**Element data from apps and pages**
....
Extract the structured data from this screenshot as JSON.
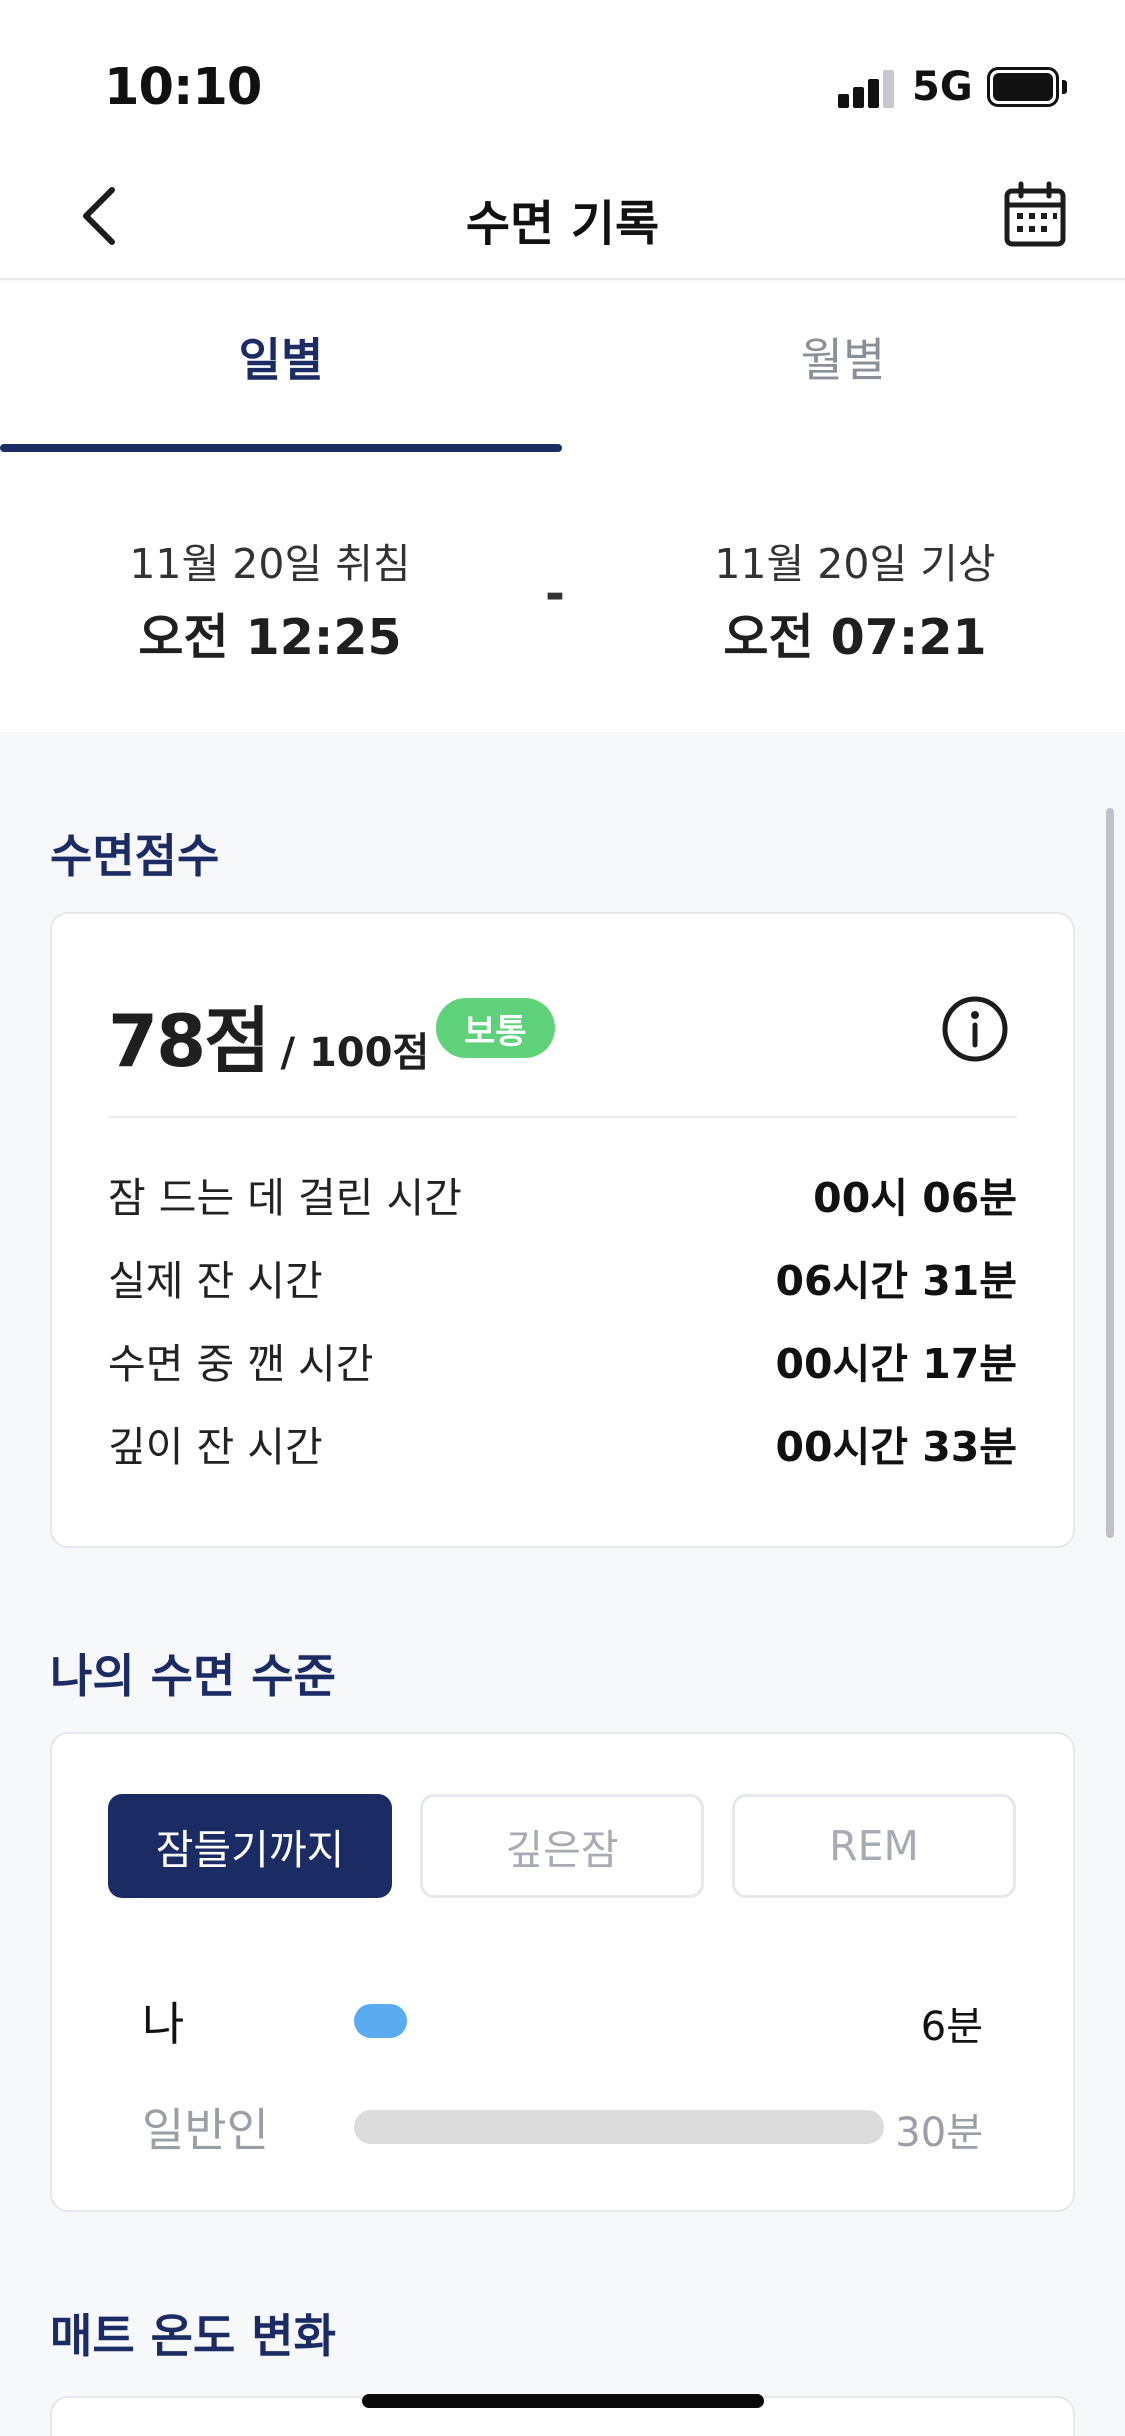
{
  "status_bar": {
    "time": "10:10",
    "network": "5G"
  },
  "header": {
    "title": "수면 기록"
  },
  "tabs": [
    {
      "label": "일별",
      "active": true
    },
    {
      "label": "월별",
      "active": false
    }
  ],
  "sleep_range": {
    "bedtime_label": "11월 20일 취침",
    "bedtime_time": "오전 12:25",
    "separator": "-",
    "wake_label": "11월 20일 기상",
    "wake_time": "오전 07:21"
  },
  "sleep_score": {
    "section_title": "수면점수",
    "score": "78점",
    "total": "/ 100점",
    "badge": "보통",
    "badge_color": "#5fd17a",
    "metrics": [
      {
        "label": "잠 드는 데 걸린 시간",
        "value": "00시 06분"
      },
      {
        "label": "실제 잔 시간",
        "value": "06시간 31분"
      },
      {
        "label": "수면 중 깬 시간",
        "value": "00시간 17분"
      },
      {
        "label": "깊이 잔 시간",
        "value": "00시간 33분"
      }
    ]
  },
  "sleep_level": {
    "section_title": "나의 수면 수준",
    "segments": [
      {
        "label": "잠들기까지",
        "active": true
      },
      {
        "label": "깊은잠",
        "active": false
      },
      {
        "label": "REM",
        "active": false
      }
    ],
    "comparison": [
      {
        "label": "나",
        "value": "6분",
        "fraction": 0.2,
        "color": "#5aabf0"
      },
      {
        "label": "일반인",
        "value": "30분",
        "fraction": 1.0,
        "color": "#dcdcdc"
      }
    ]
  },
  "mat_temperature": {
    "section_title": "매트 온도 변화"
  },
  "colors": {
    "accent": "#1b2b63",
    "badge": "#5fd17a",
    "my_bar": "#5aabf0",
    "avg_bar": "#dcdcdc"
  }
}
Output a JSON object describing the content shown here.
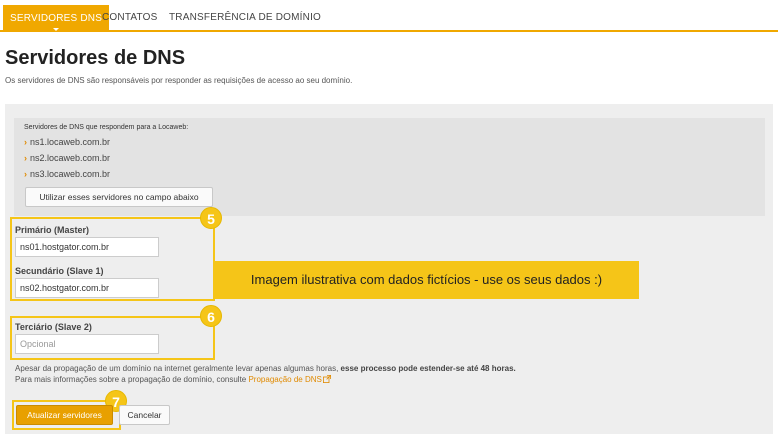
{
  "tabs": [
    {
      "label": "SERVIDORES DNS",
      "active": true
    },
    {
      "label": "CONTATOS",
      "active": false
    },
    {
      "label": "TRANSFERÊNCIA DE DOMÍNIO",
      "active": false
    }
  ],
  "header": {
    "title": "Servidores de DNS",
    "description": "Os servidores de DNS são responsáveis por responder as requisições de acesso ao seu domínio."
  },
  "locaweb": {
    "title": "Servidores de DNS que respondem para a Locaweb:",
    "servers": [
      "ns1.locaweb.com.br",
      "ns2.locaweb.com.br",
      "ns3.locaweb.com.br"
    ],
    "use_button": "Utilizar esses servidores no campo abaixo"
  },
  "form": {
    "primary": {
      "label": "Primário (Master)",
      "value": "ns01.hostgator.com.br"
    },
    "secondary": {
      "label": "Secundário (Slave 1)",
      "value": "ns02.hostgator.com.br"
    },
    "tertiary": {
      "label": "Terciário (Slave 2)",
      "placeholder": "Opcional"
    }
  },
  "badges": [
    "5",
    "6",
    "7"
  ],
  "callout": "Imagem ilustrativa com dados fictícios - use os seus dados :)",
  "info": {
    "line1_prefix": "Apesar da propagação de um domínio na internet geralmente levar apenas algumas horas, ",
    "line1_bold": "esse processo pode estender-se até 48 horas.",
    "line2_prefix": "Para mais informações sobre a propagação de domínio, consulte ",
    "line2_link": "Propagação de DNS"
  },
  "actions": {
    "submit": "Atualizar servidores",
    "cancel": "Cancelar"
  },
  "colors": {
    "accent": "#f0a800",
    "highlight": "#f5c518",
    "link": "#e08a00"
  }
}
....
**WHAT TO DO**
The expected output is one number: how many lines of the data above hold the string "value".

**REPLY**
8